== Segment start ==

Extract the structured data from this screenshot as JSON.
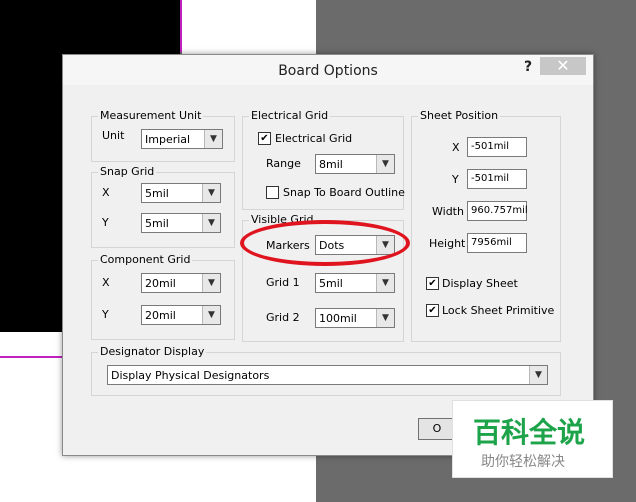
{
  "dialog": {
    "title": "Board Options",
    "help_label": "?",
    "close_label": "✕"
  },
  "measurement_unit": {
    "title": "Measurement Unit",
    "unit_label": "Unit",
    "unit_value": "Imperial"
  },
  "snap_grid": {
    "title": "Snap Grid",
    "x_label": "X",
    "x_value": "5mil",
    "y_label": "Y",
    "y_value": "5mil"
  },
  "component_grid": {
    "title": "Component Grid",
    "x_label": "X",
    "x_value": "20mil",
    "y_label": "Y",
    "y_value": "20mil"
  },
  "electrical_grid": {
    "title": "Electrical Grid",
    "checkbox_label": "Electrical Grid",
    "checked": true,
    "range_label": "Range",
    "range_value": "8mil",
    "snap_outline_label": "Snap To Board Outline",
    "snap_outline_checked": false
  },
  "visible_grid": {
    "title": "Visible Grid",
    "markers_label": "Markers",
    "markers_value": "Dots",
    "grid1_label": "Grid 1",
    "grid1_value": "5mil",
    "grid2_label": "Grid 2",
    "grid2_value": "100mil"
  },
  "sheet_position": {
    "title": "Sheet Position",
    "x_label": "X",
    "x_value": "-501mil",
    "y_label": "Y",
    "y_value": "-501mil",
    "width_label": "Width",
    "width_value": "960.757mil",
    "height_label": "Height",
    "height_value": "7956mil",
    "display_sheet_label": "Display Sheet",
    "display_sheet_checked": true,
    "lock_sheet_label": "Lock Sheet Primitive",
    "lock_sheet_checked": true
  },
  "designator_display": {
    "title": "Designator Display",
    "value": "Display Physical Designators"
  },
  "footer": {
    "ok_label": "O"
  },
  "watermark": {
    "title": "百科全说",
    "subtitle": "助你轻松解决"
  }
}
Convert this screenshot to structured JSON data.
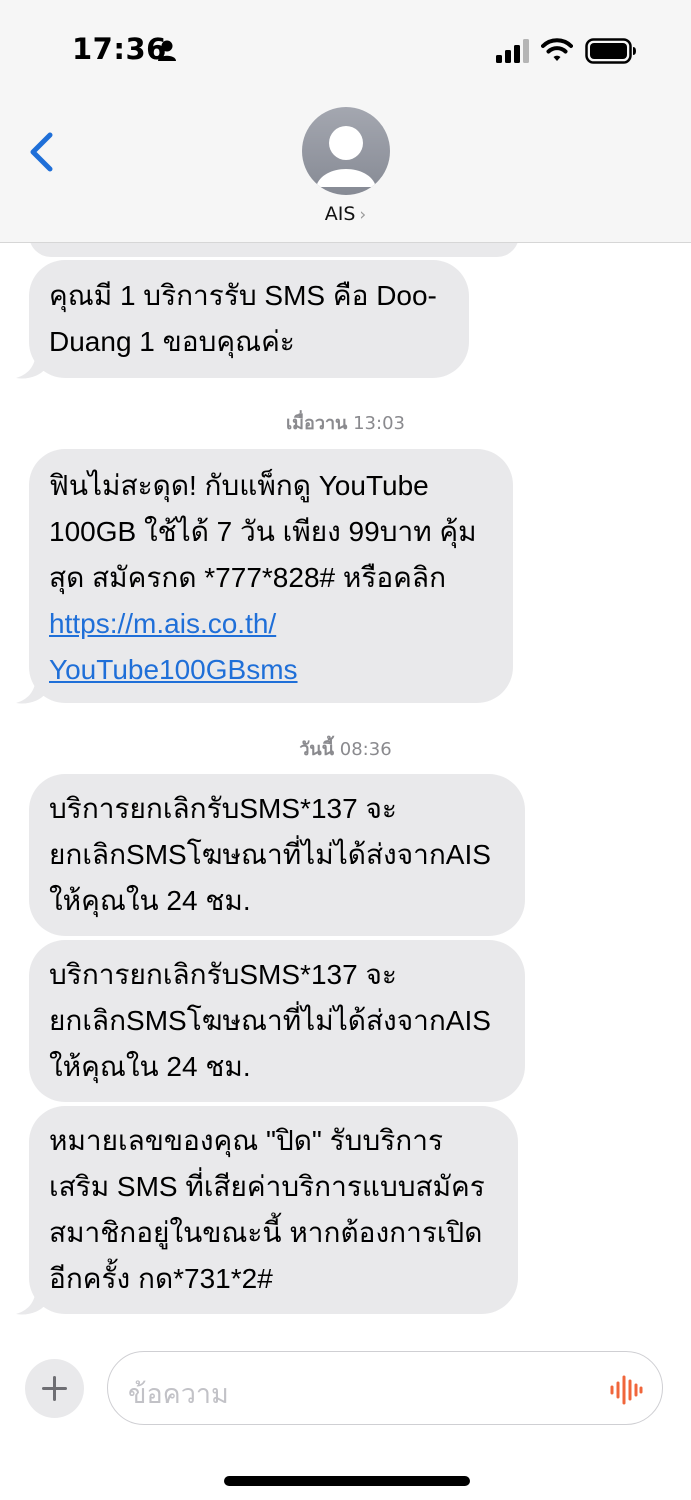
{
  "status_bar": {
    "time": "17:36"
  },
  "header": {
    "contact_name": "AIS",
    "chevron": "›"
  },
  "messages": [
    {
      "lines": [
        "คุณมี 1 บริการรับ SMS คือ Doo-",
        "Duang 1 ขอบคุณค่ะ"
      ]
    },
    {
      "timestamp_day": "เมื่อวาน",
      "timestamp_time": "13:03",
      "lines": [
        "ฟินไม่สะดุด! กับแพ็กดู YouTube",
        "100GB ใช้ได้ 7 วัน เพียง 99บาท คุ้ม",
        "สุด สมัครกด *777*828# หรือคลิก"
      ],
      "link_lines": [
        "https://m.ais.co.th/",
        "YouTube100GBsms"
      ]
    },
    {
      "timestamp_day": "วันนี้",
      "timestamp_time": "08:36",
      "lines": [
        "บริการยกเลิกรับSMS*137 จะ",
        "ยกเลิกSMSโฆษณาที่ไม่ได้ส่งจากAIS",
        "ให้คุณใน 24 ชม."
      ]
    },
    {
      "lines": [
        "บริการยกเลิกรับSMS*137 จะ",
        "ยกเลิกSMSโฆษณาที่ไม่ได้ส่งจากAIS",
        "ให้คุณใน 24 ชม."
      ]
    },
    {
      "lines": [
        "หมายเลขของคุณ \"ปิด\" รับบริการ",
        "เสริม SMS ที่เสียค่าบริการแบบสมัคร",
        "สมาชิกอยู่ในขณะนี้ หากต้องการเปิด",
        "อีกครั้ง กด*731*2#"
      ]
    }
  ],
  "composer": {
    "placeholder": "ข้อความ"
  },
  "icons": {
    "person": "person-icon",
    "signal": "signal-icon",
    "wifi": "wifi-icon",
    "battery": "battery-icon",
    "back": "chevron-left-icon",
    "avatar": "contact-avatar-icon",
    "plus": "plus-icon",
    "voice": "voice-waveform-icon"
  },
  "colors": {
    "accent": "#1f6fd8",
    "bubble": "#e9e9eb",
    "voice": "#f0663b"
  }
}
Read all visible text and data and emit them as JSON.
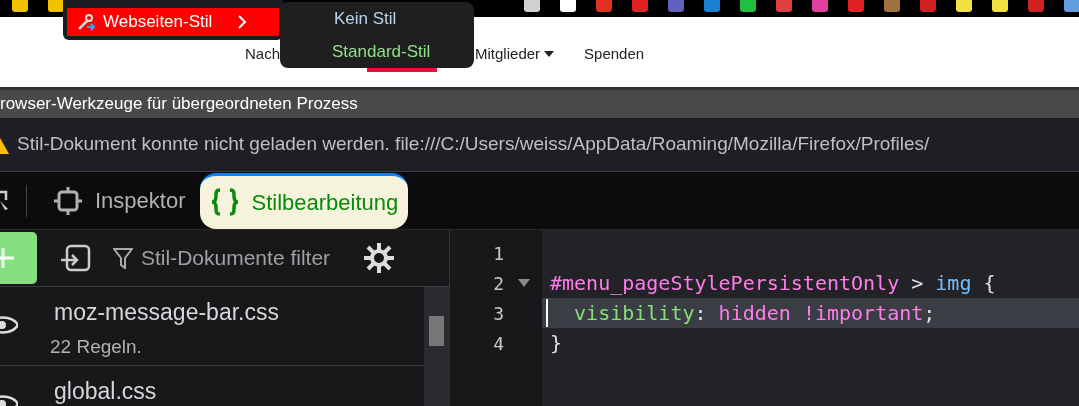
{
  "context_menu": {
    "item": {
      "label": "Webseiten-Stil",
      "highlighted": true
    },
    "submenu": [
      {
        "label": "Kein Stil",
        "selected": false
      },
      {
        "label": "Standard-Stil",
        "selected": true
      }
    ]
  },
  "web_page": {
    "nav": [
      {
        "label": "Nach",
        "dropdown": false
      },
      {
        "label": "Mitglieder",
        "dropdown": true
      },
      {
        "label": "Spenden",
        "dropdown": false
      }
    ]
  },
  "window": {
    "title": "rowser-Werkzeuge für übergeordneten Prozess"
  },
  "notification": {
    "text": "Stil-Dokument konnte nicht geladen werden. file:///C:/Users/weiss/AppData/Roaming/Mozilla/Firefox/Profiles/"
  },
  "tabs": [
    {
      "label": "Inspektor",
      "selected": false,
      "kind": "inspector"
    },
    {
      "label": "Stilbearbeitung",
      "selected": true,
      "kind": "style"
    }
  ],
  "sidebar": {
    "filter": {
      "placeholder": "Stil-Dokumente filter"
    },
    "items": [
      {
        "name": "moz-message-bar.css",
        "rules": "22 Regeln."
      },
      {
        "name": "global.css"
      }
    ]
  },
  "editor": {
    "lines": [
      {
        "number": "1",
        "foldable": false,
        "highlighted": false
      },
      {
        "number": "2",
        "foldable": true,
        "highlighted": false,
        "tokens": [
          {
            "text": "#menu_pageStylePersistentOnly",
            "kind": "selector"
          },
          {
            "text": " > ",
            "kind": "plain"
          },
          {
            "text": "img",
            "kind": "tag"
          },
          {
            "text": " {",
            "kind": "plain"
          }
        ]
      },
      {
        "number": "3",
        "foldable": false,
        "highlighted": true,
        "tokens": [
          {
            "text": "  visibility",
            "kind": "property"
          },
          {
            "text": ": ",
            "kind": "plain"
          },
          {
            "text": "hidden !important",
            "kind": "value"
          },
          {
            "text": ";",
            "kind": "plain"
          }
        ]
      },
      {
        "number": "4",
        "foldable": false,
        "highlighted": false,
        "tokens": [
          {
            "text": "}",
            "kind": "plain"
          }
        ]
      }
    ]
  }
}
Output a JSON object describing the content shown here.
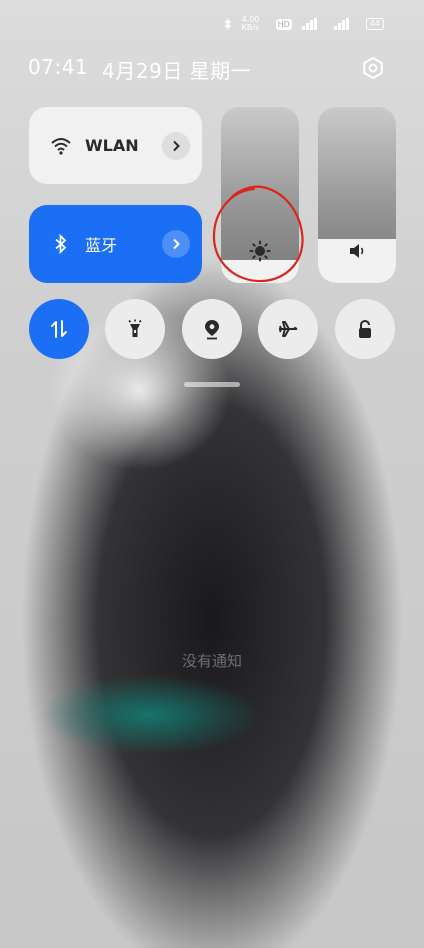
{
  "status_bar": {
    "bluetooth_icon": "bluetooth-icon",
    "network_speed": "4.00 KB/s",
    "hd_badge": "HD",
    "signal1": "signal-icon",
    "signal2": "signal-icon",
    "battery": "44"
  },
  "header": {
    "time": "07:41",
    "date": "4月29日 星期一",
    "settings_icon": "settings-icon"
  },
  "tiles": {
    "wlan": {
      "label": "WLAN",
      "icon": "wifi-icon"
    },
    "bluetooth": {
      "label": "蓝牙",
      "icon": "bluetooth-icon",
      "active": true
    }
  },
  "sliders": {
    "brightness": {
      "icon": "sun-icon",
      "level": 0.13
    },
    "volume": {
      "icon": "speaker-icon",
      "level": 0.25
    }
  },
  "quick_buttons": [
    {
      "name": "mobile-data",
      "icon": "data-arrows-icon",
      "active": true
    },
    {
      "name": "flashlight",
      "icon": "flashlight-icon",
      "active": false
    },
    {
      "name": "location",
      "icon": "location-icon",
      "active": false
    },
    {
      "name": "airplane-mode",
      "icon": "airplane-icon",
      "active": false
    },
    {
      "name": "screen-lock",
      "icon": "lock-icon",
      "active": false
    }
  ],
  "notifications": {
    "empty_text": "没有通知"
  },
  "colors": {
    "accent": "#1b6ff5",
    "annotation": "#d9261c"
  }
}
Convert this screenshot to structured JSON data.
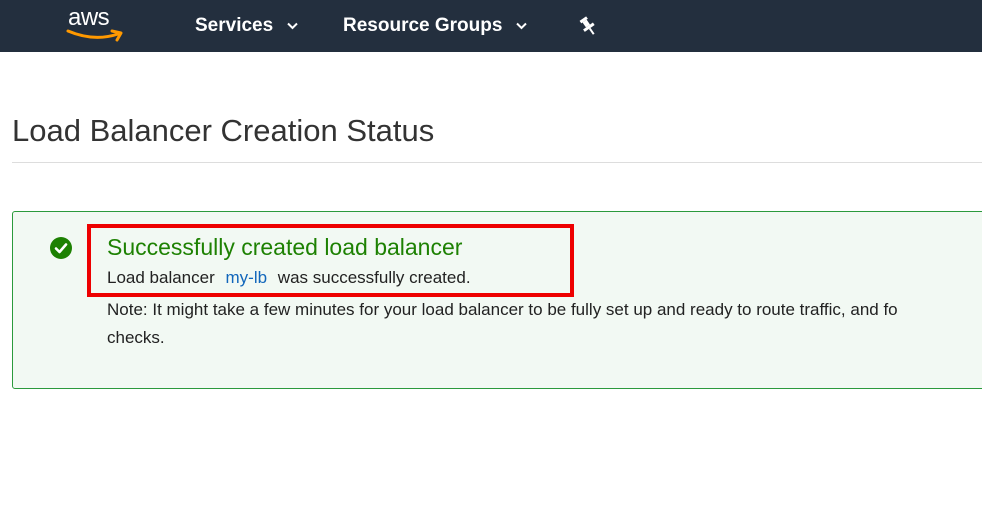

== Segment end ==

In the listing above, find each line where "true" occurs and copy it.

    "checked": true,
    "display_sheet_checked": true,
    "lock_sheet_checked": true
      "highlighted": true
        "selected": true
        "dropdown": true
      "selected": true,
        "foldable": true,
        "highlighted": true,
      "active": true
      "active": true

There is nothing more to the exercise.